We are excited to announce the launch of our new Data Visualization platform, part of our three-tier technology strategy. This new platform allows growers to gain key insights that give them the ability to make informed decisions based off economics, seed, crop protection, fertility, operations and management.
Throughout Premier Crop's nearly 20 year history, we've perhaps been the most diligent at communicating that what we do – big data analysis – would be considered "observational data analysis" by those in the scientific community.
Topics: Enhanced learning blocks
Difficult economic times tend to bring out skepticism or at least a review of current practices. Recently I was asked “Do variable rate applications of any crop input really pay?” To some it might be surprising that 20 plus years after variable rate technology was first brought to the market, there are still so many that haven’t “bought in” to the concept.
Yield results are in and every plot or trial has an overall winner! Winning a plot isn't easy. Sometimes, luck is involved. Years ago, one of our customers measured the impact of "shading" in a plot. If your company's hybrid was placed next to taller hybrids, how much did being shaded by a taller hybrid affect yield in the outside rows that were shaded? They found the difference could range from 7.7 to 33 bu/acre penalty from being shaded! In some company's trials protocols, they discard the outside two rows and only count the results from the inside two rows.
Topics: seed selection
Topics: data driven decisions
Long before GPS was part of our acronym vocabulary, my early agriculture career started in eastern Iowa and northern Illinois. On one of those scorching hot July days, as you were driving through the area, every so often the road would be higher than the fields and you could visually capture a birds-eye view of the fields below. You could see parts of the fields, where the corn was rolled up tight as the plants went in to "protection" mode – while other parts of the field look perfectly normal. Images like that help make me an advocate that managing parts of the fields differently would make agronomic and economic sense.
At this time of the year, it's easy to feel like yields are largely a function of weather – temperature and rainfall. Over the years in hundreds of grower meetings, I've heard that sentiment repeatedly. If you are inclined to think that way, think about this scenario.
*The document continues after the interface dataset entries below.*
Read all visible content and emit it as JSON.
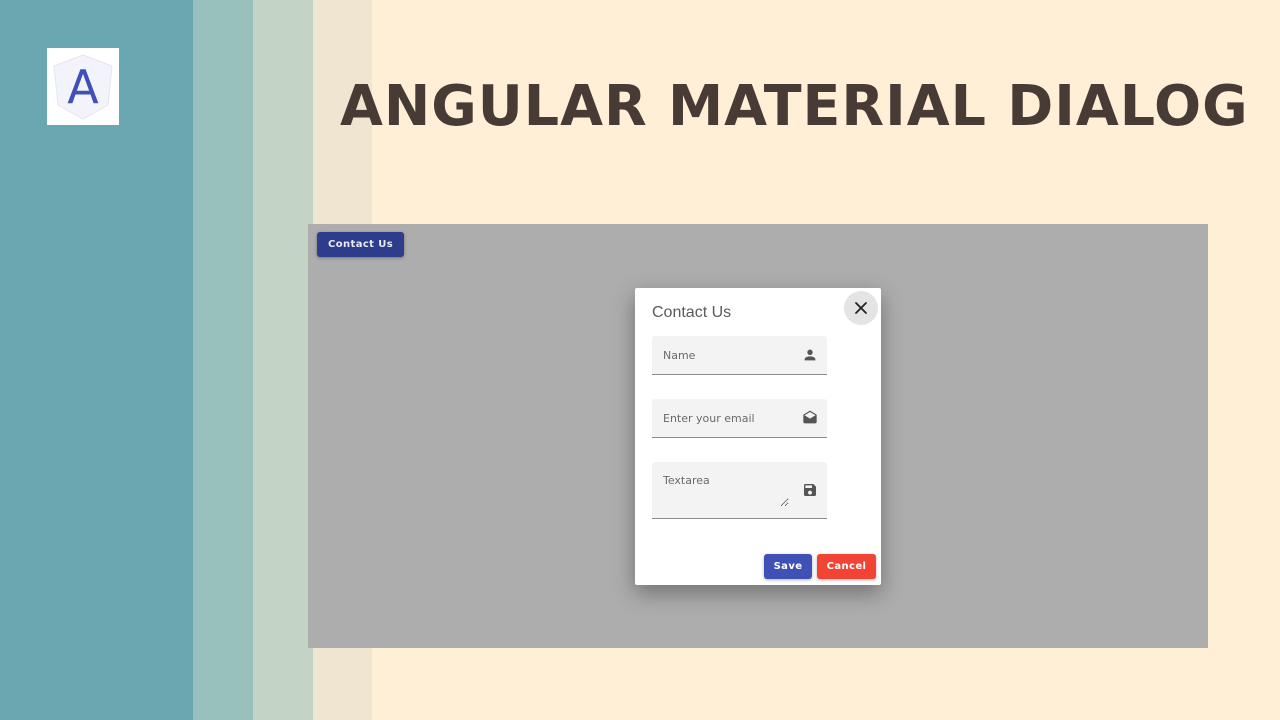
{
  "banner": {
    "headline": "ANGULAR MATERIAL DIALOG",
    "logo_icon": "angular-logo-icon",
    "logo_letter": "A",
    "colors": {
      "stripe_1": "#6aa8b1",
      "stripe_2": "#98c0bd",
      "stripe_3": "#c3d4c6",
      "stripe_4": "#efe5d0",
      "background": "#ffefd7",
      "headline": "#483b36"
    }
  },
  "app": {
    "open_dialog_button": "Contact Us",
    "overlay_color": "#adadad",
    "button_color": "#2e3c8c"
  },
  "dialog": {
    "title": "Contact Us",
    "close_icon": "close-icon",
    "fields": {
      "name": {
        "placeholder": "Name",
        "value": "",
        "icon": "person-icon"
      },
      "email": {
        "placeholder": "Enter your email",
        "value": "",
        "icon": "email-open-icon"
      },
      "textarea": {
        "placeholder": "Textarea",
        "value": "",
        "icon": "save-icon"
      }
    },
    "actions": {
      "save": "Save",
      "cancel": "Cancel",
      "save_color": "#3f51b5",
      "cancel_color": "#f24435"
    }
  }
}
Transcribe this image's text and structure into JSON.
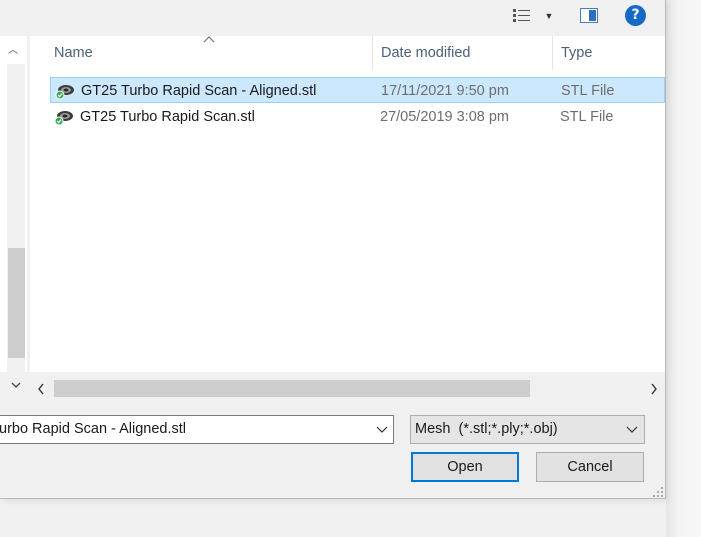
{
  "columns": {
    "name": "Name",
    "date_modified": "Date modified",
    "type": "Type"
  },
  "files": [
    {
      "name": "GT25 Turbo Rapid Scan - Aligned.stl",
      "date": "17/11/2021 9:50 pm",
      "type": "STL File",
      "selected": true
    },
    {
      "name": "GT25 Turbo Rapid Scan.stl",
      "date": "27/05/2019 3:08 pm",
      "type": "STL File",
      "selected": false
    }
  ],
  "filename_field": {
    "value": "urbo Rapid Scan - Aligned.stl"
  },
  "filter": {
    "selected": "Mesh  (*.stl;*.ply;*.obj)"
  },
  "buttons": {
    "open": "Open",
    "cancel": "Cancel"
  },
  "toolbar": {
    "help": "?"
  },
  "colors": {
    "selection": "#cce8ff",
    "accent": "#0078d7",
    "header_text": "#4c607a"
  },
  "icons": {
    "view": "view-menu-icon",
    "preview": "preview-pane-icon",
    "help": "help-icon",
    "file": "stl-file-icon"
  }
}
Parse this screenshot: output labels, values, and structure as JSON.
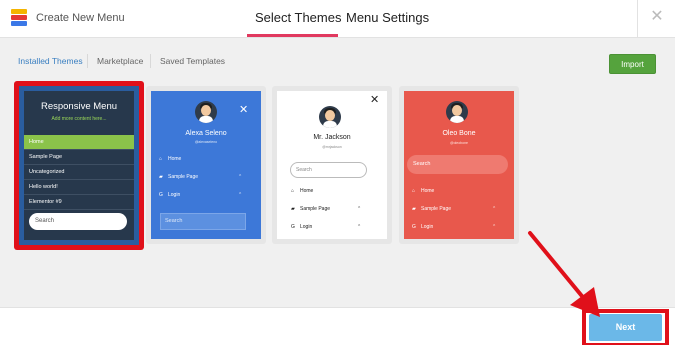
{
  "header": {
    "app_title": "Create New Menu",
    "tabs": [
      {
        "label": "Select Themes",
        "active": true
      },
      {
        "label": "Menu Settings",
        "active": false
      }
    ]
  },
  "subnav": {
    "tabs": [
      {
        "label": "Installed Themes",
        "active": true
      },
      {
        "label": "Marketplace",
        "active": false
      },
      {
        "label": "Saved Templates",
        "active": false
      }
    ],
    "import_label": "Import"
  },
  "themes": [
    {
      "selected": true,
      "title": "Responsive Menu",
      "subtitle": "Add more content here...",
      "items": [
        "Home",
        "Sample Page",
        "Uncategorized",
        "Hello world!",
        "Elementor #9"
      ],
      "search_placeholder": "Search",
      "colors": {
        "bg": "#27384c",
        "active": "#8bc34a"
      }
    },
    {
      "selected": false,
      "name": "Alexa Seleno",
      "email": "@alexaseleno",
      "items": [
        "Home",
        "Sample Page",
        "Login"
      ],
      "search_placeholder": "Search",
      "colors": {
        "bg": "#3d78d8"
      }
    },
    {
      "selected": false,
      "name": "Mr. Jackson",
      "email": "@mrjackson",
      "items": [
        "Home",
        "Sample Page",
        "Login"
      ],
      "search_placeholder": "Search",
      "colors": {
        "bg": "#ffffff"
      }
    },
    {
      "selected": false,
      "name": "Oleo Bone",
      "email": "@oleobone",
      "items": [
        "Home",
        "Sample Page",
        "Login"
      ],
      "search_placeholder": "Search",
      "colors": {
        "bg": "#e8584c"
      }
    }
  ],
  "footer": {
    "next_label": "Next"
  },
  "icons": {
    "close": "✕",
    "home": "⌂",
    "folder": "▰",
    "login": "G",
    "caret": "⌃"
  },
  "accent_colors": {
    "tab_underline": "#e1395f",
    "import": "#55a33d",
    "next": "#6bb8e8",
    "highlight": "#e0101a"
  }
}
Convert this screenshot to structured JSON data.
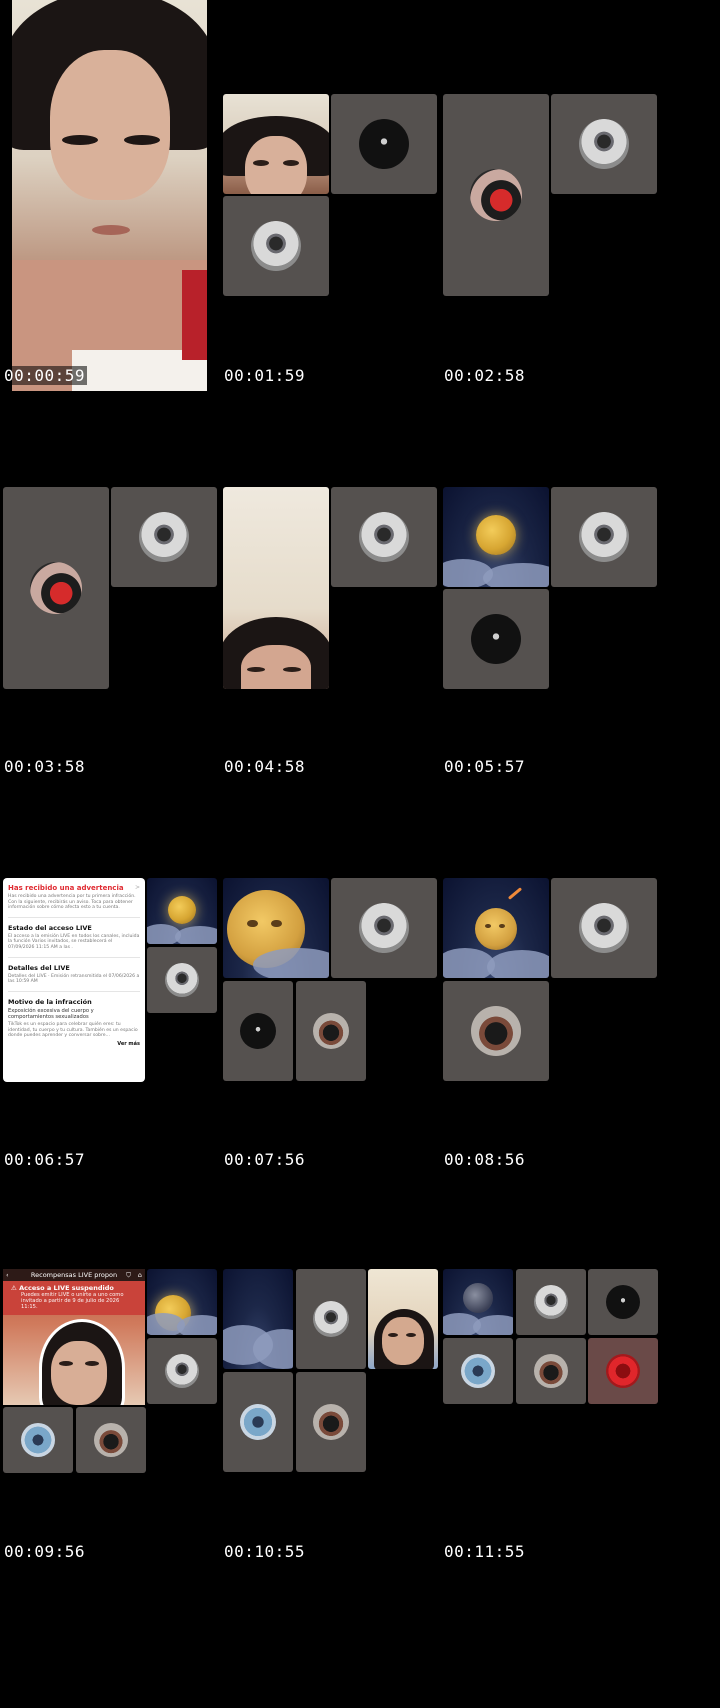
{
  "timestamps": [
    "00:00:59",
    "00:01:59",
    "00:02:58",
    "00:03:58",
    "00:04:58",
    "00:05:57",
    "00:06:57",
    "00:07:56",
    "00:08:56",
    "00:09:56",
    "00:10:55",
    "00:11:55"
  ],
  "warning_card": {
    "title": "Has recibido una advertencia",
    "chevron": ">",
    "intro": "Has recibido una advertencia por tu primera infracción. Con la siguiente, recibirás un aviso. Toca para obtener información sobre cómo afecta esto a tu cuenta.",
    "live_status_title": "Estado del acceso LIVE",
    "live_status_text": "El acceso a la emisión LIVE en todos los canales, incluida la función Varios invitados, se restablecerá el 07/09/2026 11:15 AM a las .",
    "live_details_title": "Detalles del LIVE",
    "live_details_text": "Detalles del LIVE · Emisión retransmitida el 07/06/2026 a las 10:59 AM",
    "reason_title": "Motivo de la infracción",
    "reason_main": "Exposición excesiva del cuerpo y comportamientos sexualizados",
    "reason_text": "TikTok es un espacio para celebrar quién eres: tu identidad, tu cuerpo y tu cultura. También es un espacio donde puedes aprender y conversar sobre...",
    "see_more": "Ver más"
  },
  "suspended_banner": {
    "top_title": "Recompensas LIVE propon",
    "alert_title": "Acceso a LIVE suspendido",
    "alert_text": "Puedes emitir LIVE o unirte a uno como invitado a partir de 9 de julio de 2026 11:15."
  },
  "colors": {
    "tile": "#55514f",
    "warning_red": "#e02b32",
    "banner_red": "#c9433a",
    "background": "#000000"
  }
}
Every week I see ads using the latest marketing buzzwords to describe how a company is going to use your/their big data to revolutionize how you farm. Estimated rainfall using radar images is being claimed as “hyper-local”. UAV’s, imagery and crop models being claimed to replace scouting for diseases and insects. Proprietary algorithms use big data to manage all your inputs so efficiently it will be “game-changing.” That’s one of my favorite buzzwords- “game-changing.”
Topics: data analytics
Increasing return on investment for every input is clearly on the mind of every grower. They are in an economic squeeze, but that doesn't mean they won't invest more in crops. It does mean they are scrutinizing every dollar they spend. The current success measure now goes beyond yield increase to include which inputs offer better return on investment.
I'm always looking for parallels – examples from other industries on how they use data to drive better decisions. While on the road, I listened to several Freakonomics podcasts. One that related well was titled Bad Medicines, Part 2: (Drug) Trials and Tribulations.